As a reminder, a weak dollar isn’t just good for domestic companies wanting to export outside of the United States. Credit Suisse noted that a weak dollar is good for global equities until the point at which the Federal Reserve is compelled to react to its inflationary impact. The firm believes that this would require a further 10% depreciation on the dollar, and also that each 10% off the dollar can adds about 5% to U.S. counted earnings per share.

While Credit Suisse is not forecasting an impending bloodbath for the dollar, the team did suggest that speculators are currently only positioned with a neutral level that is not outright bearish. For this reason the team believes that there remains considerable room for further deterioration in dollar sentiment ahead.

Among the factors supporting the euro are valuation, a current account surplus of 3.4% of gross domestic product (GDP) and PMI differentials. The euro is currently being driven by the long end of the curve, and the team noted that the 10-year bund yield has much more upside than the 10-year U.S. Treasury yield. While this is a longer-term view, Credit Suisse did opine that some euro consolidation should be expected in the near term as it looks overbought while speculators are long and U.S. interest rate expectations appear too cautious. On the euro basis, Credit Suisse said:

On a euro area sector basis, banks, real estate and transport are the relative ‘winners’, while healthcare and consumer staples are least attractive. This highlights our overweight of banks, German real estate, and telecoms (the most domestic-oriented non-financial sector) and our recent downgrade of luxury. European stocks with more USD costs than revenues, which should benefit from a weaker dollar and have underperformed since 26 June include: Elementis, Ryanair and Solvay (all Outperform rated). We continue to favour UK euro earners (Vodafone, Bodycote, SThree). We think the Swiss franc will continue to weaken against the euro (our FX team forecasts EURCHF 1.18 in 12 months).

On the British pound, the team noted:

We stopped being GBPUSD bears last October but continue to see sterling depreciating against the euro (given our economists’ modeled probability of a UK recession over the next six months is at 38%, a current account deficit of 4% of GDP, FDI inflows likely to revert lower and a dovish MPC).

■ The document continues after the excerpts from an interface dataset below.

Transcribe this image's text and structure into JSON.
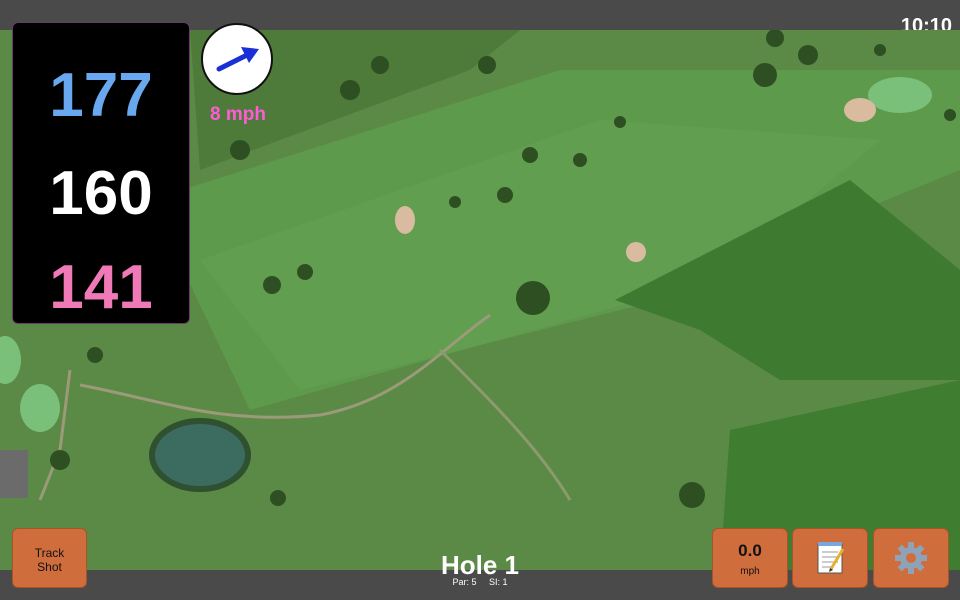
{
  "status": {
    "time": "10:10"
  },
  "distances": {
    "back": "177",
    "middle": "160",
    "front": "141"
  },
  "wind": {
    "speed_label": "8 mph",
    "arrow_icon": "wind-direction-arrow-icon"
  },
  "hole": {
    "title": "Hole 1",
    "par": "Par: 5",
    "si": "SI: 1"
  },
  "buttons": {
    "track_shot_line1": "Track",
    "track_shot_line2": "Shot",
    "wind_value": "0.0",
    "wind_unit": "mph",
    "notes_icon": "notepad-icon",
    "settings_icon": "gear-icon"
  },
  "colors": {
    "back": "#69a8ee",
    "middle": "#ffffff",
    "front": "#f07ab8",
    "wind_text": "#ff5bd6",
    "button": "#cf6d3c"
  }
}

On the yen, the Bank of Japan now owns over 40% of the Japanese government bond (JGB) market and Credit Suisse’s economists believe its ownership share will rise to 50% by the end of 2018 — but their economists believe that the Bank of Japan will taper its purchases down to zero by the second quarter of 2020. The team’s 107 forecast noted that they struggle to have a high-conviction view on the yen but see the following two large factors as supportive for the currency along with another factor about speculators:

1) The current account surplus in Japan has rebounded to c.4% of GDP, and we think this is only likely to rise as fossil fuel imports are replaced by nuclear and renewables…
2) On valuation, the yen remains close to the cheapest level ever seen on a purchasing power parity basis.
3) Data from CFTC show speculators currently hold a large net short position in yen futures – the largest net short in over two years, surpassed only by positioning seen around the BoJ’s 2013 expansion of asset purchases.

All in all, this was just a snapshot of a very long, 50-plus page report. Credit Suisse did not really forecast that the U.S. dollar is about to lose its status as the world’s reserve currency. That being said, their view is that a new bear market has started for the U.S. dollar and that bear markets tend to last longer than bull markets.